## What is needed
Where does the string "Spieler" appear in the records? Copy every line that contains it.

Given data Block Start

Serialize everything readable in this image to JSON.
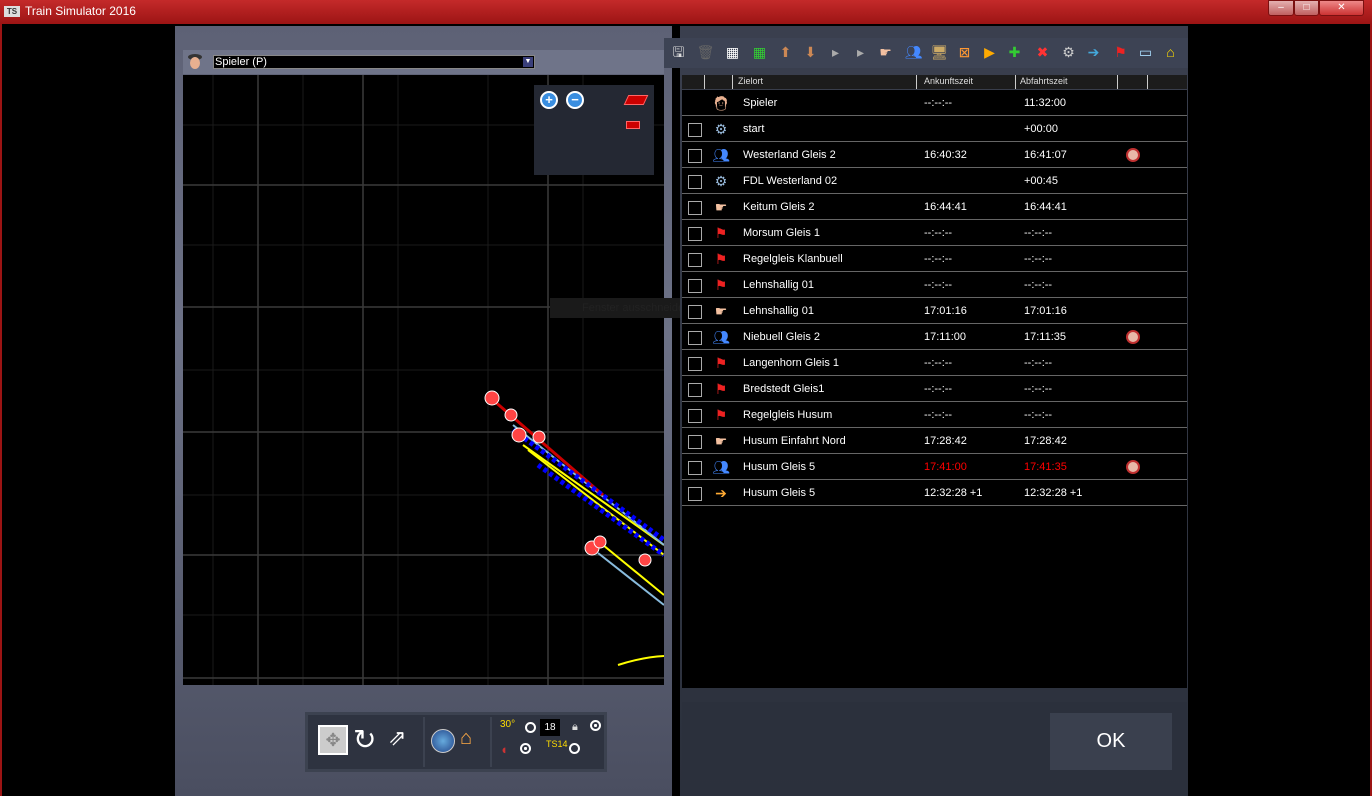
{
  "window": {
    "title": "Train Simulator 2016",
    "logo": "TS",
    "min": "–",
    "max": "□",
    "close": "✕"
  },
  "map": {
    "driver_select": "Spieler (P)",
    "tooltip": "Fenster ausschneiden"
  },
  "bottom_toolbar": {
    "angle_label": "30°",
    "number": "18",
    "ts_label": "TS14"
  },
  "table": {
    "headers": {
      "destination": "Zielort",
      "arrival": "Ankunftszeit",
      "departure": "Abfahrtszeit"
    },
    "rows": [
      {
        "icon": "player",
        "name": "Spieler",
        "arr": "--:--:--",
        "dep": "11:32:00",
        "checkbox": false,
        "alarm": false
      },
      {
        "icon": "script",
        "name": "start",
        "arr": "",
        "dep": "+00:00",
        "checkbox": true,
        "alarm": false
      },
      {
        "icon": "passengers",
        "name": "Westerland Gleis 2",
        "arr": "16:40:32",
        "dep": "16:41:07",
        "checkbox": true,
        "alarm": true
      },
      {
        "icon": "script",
        "name": "FDL Westerland 02",
        "arr": "",
        "dep": "+00:45",
        "checkbox": true,
        "alarm": false
      },
      {
        "icon": "hand",
        "name": "Keitum Gleis 2",
        "arr": "16:44:41",
        "dep": "16:44:41",
        "checkbox": true,
        "alarm": false
      },
      {
        "icon": "flag",
        "name": "Morsum Gleis 1",
        "arr": "--:--:--",
        "dep": "--:--:--",
        "checkbox": true,
        "alarm": false
      },
      {
        "icon": "flag",
        "name": "Regelgleis Klanbuell",
        "arr": "--:--:--",
        "dep": "--:--:--",
        "checkbox": true,
        "alarm": false
      },
      {
        "icon": "flag",
        "name": "Lehnshallig 01",
        "arr": "--:--:--",
        "dep": "--:--:--",
        "checkbox": true,
        "alarm": false
      },
      {
        "icon": "hand",
        "name": "Lehnshallig 01",
        "arr": "17:01:16",
        "dep": "17:01:16",
        "checkbox": true,
        "alarm": false
      },
      {
        "icon": "passengers",
        "name": "Niebuell Gleis 2",
        "arr": "17:11:00",
        "dep": "17:11:35",
        "checkbox": true,
        "alarm": true
      },
      {
        "icon": "flag",
        "name": "Langenhorn Gleis 1",
        "arr": "--:--:--",
        "dep": "--:--:--",
        "checkbox": true,
        "alarm": false
      },
      {
        "icon": "flag",
        "name": "Bredstedt Gleis1",
        "arr": "--:--:--",
        "dep": "--:--:--",
        "checkbox": true,
        "alarm": false
      },
      {
        "icon": "flag",
        "name": "Regelgleis Husum",
        "arr": "--:--:--",
        "dep": "--:--:--",
        "checkbox": true,
        "alarm": false
      },
      {
        "icon": "hand",
        "name": "Husum Einfahrt Nord",
        "arr": "17:28:42",
        "dep": "17:28:42",
        "checkbox": true,
        "alarm": false
      },
      {
        "icon": "passengers",
        "name": "Husum Gleis 5",
        "arr": "17:41:00",
        "dep": "17:41:35",
        "checkbox": true,
        "alarm": true,
        "late": true
      },
      {
        "icon": "exit",
        "name": "Husum Gleis 5",
        "arr": "12:32:28 +1",
        "dep": "12:32:28 +1",
        "checkbox": true,
        "alarm": false
      }
    ]
  },
  "ok_label": "OK",
  "colors": {
    "titlebar": "#b81c1c",
    "late": "#ff0000"
  }
}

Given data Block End

## Answer to the problem
    "driver_select": "Spieler (P)",
        "name": "Spieler",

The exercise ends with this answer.